- [TASK REQUIREMENTS] Each line with the string "company" is to be copied from the records below.
* * * * * * * * *
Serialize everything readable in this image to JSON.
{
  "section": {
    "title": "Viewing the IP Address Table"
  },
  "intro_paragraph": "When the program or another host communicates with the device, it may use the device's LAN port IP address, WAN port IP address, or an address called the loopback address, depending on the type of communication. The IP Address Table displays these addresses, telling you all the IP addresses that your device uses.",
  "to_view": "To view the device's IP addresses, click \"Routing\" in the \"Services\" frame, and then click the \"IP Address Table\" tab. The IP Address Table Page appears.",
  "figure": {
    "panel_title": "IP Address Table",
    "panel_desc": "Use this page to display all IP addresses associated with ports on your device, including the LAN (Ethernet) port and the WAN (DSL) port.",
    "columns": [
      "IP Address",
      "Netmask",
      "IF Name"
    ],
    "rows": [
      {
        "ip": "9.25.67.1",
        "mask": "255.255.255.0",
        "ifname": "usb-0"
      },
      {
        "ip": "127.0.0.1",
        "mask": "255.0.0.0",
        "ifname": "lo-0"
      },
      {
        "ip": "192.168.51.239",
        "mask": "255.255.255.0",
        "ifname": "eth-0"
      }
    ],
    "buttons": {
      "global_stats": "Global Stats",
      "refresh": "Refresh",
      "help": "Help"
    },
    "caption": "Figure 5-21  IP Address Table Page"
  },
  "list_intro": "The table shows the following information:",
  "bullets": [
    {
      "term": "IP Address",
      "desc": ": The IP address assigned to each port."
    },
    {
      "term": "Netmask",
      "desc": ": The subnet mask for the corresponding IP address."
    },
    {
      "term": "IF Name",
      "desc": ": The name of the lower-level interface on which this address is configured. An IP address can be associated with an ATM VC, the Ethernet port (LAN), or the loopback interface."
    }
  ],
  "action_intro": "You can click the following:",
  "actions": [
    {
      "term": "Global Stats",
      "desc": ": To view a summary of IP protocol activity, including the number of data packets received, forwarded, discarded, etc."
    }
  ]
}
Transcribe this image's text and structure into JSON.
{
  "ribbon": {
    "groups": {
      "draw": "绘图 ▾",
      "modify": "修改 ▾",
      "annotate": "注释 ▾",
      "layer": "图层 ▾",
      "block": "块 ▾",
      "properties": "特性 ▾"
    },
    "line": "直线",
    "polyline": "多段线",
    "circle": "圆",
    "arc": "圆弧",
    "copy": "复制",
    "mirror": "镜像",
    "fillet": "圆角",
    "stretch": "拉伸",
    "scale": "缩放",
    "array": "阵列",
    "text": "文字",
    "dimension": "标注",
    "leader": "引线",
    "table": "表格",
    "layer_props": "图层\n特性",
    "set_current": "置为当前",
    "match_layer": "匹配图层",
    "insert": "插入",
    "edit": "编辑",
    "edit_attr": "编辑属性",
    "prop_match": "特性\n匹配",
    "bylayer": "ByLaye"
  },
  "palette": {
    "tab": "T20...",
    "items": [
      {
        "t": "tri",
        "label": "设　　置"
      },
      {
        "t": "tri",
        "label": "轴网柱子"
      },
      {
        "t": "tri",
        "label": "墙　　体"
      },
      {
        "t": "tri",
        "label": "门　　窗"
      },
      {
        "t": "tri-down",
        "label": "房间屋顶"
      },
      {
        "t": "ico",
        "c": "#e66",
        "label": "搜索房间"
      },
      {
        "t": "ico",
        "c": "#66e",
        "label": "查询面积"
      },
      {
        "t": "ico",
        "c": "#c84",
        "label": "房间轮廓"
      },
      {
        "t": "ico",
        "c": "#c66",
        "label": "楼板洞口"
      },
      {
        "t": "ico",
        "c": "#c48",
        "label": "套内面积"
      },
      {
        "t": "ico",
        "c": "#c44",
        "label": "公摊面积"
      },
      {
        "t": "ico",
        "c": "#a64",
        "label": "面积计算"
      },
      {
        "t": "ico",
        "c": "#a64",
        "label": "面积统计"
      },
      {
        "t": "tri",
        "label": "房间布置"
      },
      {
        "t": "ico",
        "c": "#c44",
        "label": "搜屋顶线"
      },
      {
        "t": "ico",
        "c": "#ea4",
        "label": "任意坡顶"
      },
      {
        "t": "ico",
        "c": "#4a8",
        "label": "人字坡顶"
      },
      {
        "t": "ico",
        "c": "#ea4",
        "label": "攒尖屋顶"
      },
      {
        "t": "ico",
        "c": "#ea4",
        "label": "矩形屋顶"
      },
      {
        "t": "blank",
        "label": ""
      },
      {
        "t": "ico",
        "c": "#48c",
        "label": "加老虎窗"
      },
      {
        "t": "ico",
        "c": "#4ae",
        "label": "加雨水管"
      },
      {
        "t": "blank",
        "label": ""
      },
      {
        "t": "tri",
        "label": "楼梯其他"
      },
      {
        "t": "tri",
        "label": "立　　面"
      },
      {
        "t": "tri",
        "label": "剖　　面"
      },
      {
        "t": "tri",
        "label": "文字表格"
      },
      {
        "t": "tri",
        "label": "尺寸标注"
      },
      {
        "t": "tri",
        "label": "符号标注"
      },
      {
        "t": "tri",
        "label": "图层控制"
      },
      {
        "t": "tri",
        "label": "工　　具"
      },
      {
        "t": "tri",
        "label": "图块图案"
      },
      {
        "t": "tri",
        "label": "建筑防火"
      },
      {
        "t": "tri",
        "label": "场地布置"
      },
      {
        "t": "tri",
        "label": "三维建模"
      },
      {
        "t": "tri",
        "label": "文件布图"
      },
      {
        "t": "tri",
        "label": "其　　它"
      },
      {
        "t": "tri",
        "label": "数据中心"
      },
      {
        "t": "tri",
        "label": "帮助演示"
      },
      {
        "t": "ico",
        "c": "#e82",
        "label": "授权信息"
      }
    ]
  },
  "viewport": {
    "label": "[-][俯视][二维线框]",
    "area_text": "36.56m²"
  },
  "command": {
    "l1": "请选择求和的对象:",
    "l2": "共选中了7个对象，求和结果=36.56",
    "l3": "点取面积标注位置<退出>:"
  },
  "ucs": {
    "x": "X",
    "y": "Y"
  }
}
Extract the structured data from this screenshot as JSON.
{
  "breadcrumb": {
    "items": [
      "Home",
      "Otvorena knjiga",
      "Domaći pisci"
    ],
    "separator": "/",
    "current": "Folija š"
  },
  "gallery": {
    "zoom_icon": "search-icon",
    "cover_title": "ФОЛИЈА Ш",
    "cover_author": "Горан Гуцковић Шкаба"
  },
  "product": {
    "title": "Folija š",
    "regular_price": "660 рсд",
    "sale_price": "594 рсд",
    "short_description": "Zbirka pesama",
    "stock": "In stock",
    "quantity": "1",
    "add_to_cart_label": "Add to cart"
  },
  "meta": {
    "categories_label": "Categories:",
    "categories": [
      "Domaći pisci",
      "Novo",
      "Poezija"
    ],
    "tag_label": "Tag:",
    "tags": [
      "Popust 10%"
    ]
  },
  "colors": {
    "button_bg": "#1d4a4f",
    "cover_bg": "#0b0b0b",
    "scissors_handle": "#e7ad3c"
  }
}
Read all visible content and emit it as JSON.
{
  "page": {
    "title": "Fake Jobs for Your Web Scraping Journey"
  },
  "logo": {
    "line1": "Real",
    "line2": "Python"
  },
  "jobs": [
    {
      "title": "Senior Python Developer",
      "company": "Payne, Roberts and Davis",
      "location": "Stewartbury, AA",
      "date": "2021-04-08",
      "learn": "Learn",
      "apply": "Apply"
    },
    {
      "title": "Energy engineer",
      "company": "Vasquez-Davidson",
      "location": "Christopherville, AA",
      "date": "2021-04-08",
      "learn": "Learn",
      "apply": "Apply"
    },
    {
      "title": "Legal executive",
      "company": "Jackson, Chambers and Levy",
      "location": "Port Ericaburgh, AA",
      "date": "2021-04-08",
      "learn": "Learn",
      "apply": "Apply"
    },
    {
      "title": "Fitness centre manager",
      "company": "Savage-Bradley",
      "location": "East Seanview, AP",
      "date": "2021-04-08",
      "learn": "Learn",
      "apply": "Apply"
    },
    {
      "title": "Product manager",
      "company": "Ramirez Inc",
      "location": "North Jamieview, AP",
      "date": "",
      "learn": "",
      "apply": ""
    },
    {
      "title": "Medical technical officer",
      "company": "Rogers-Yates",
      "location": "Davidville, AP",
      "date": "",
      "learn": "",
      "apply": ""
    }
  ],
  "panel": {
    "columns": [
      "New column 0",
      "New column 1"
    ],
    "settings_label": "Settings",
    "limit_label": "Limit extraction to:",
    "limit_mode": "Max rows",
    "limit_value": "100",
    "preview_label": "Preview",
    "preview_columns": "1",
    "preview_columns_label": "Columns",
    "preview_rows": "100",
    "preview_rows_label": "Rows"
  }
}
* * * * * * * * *
- [WRITTEN SOLUTION]
      "company": "Payne, Roberts and Davis",
      "company": "Vasquez-Davidson",
      "company": "Jackson, Chambers and Levy",
      "company": "Savage-Bradley",
      "company": "Ramirez Inc",
      "company": "Rogers-Yates",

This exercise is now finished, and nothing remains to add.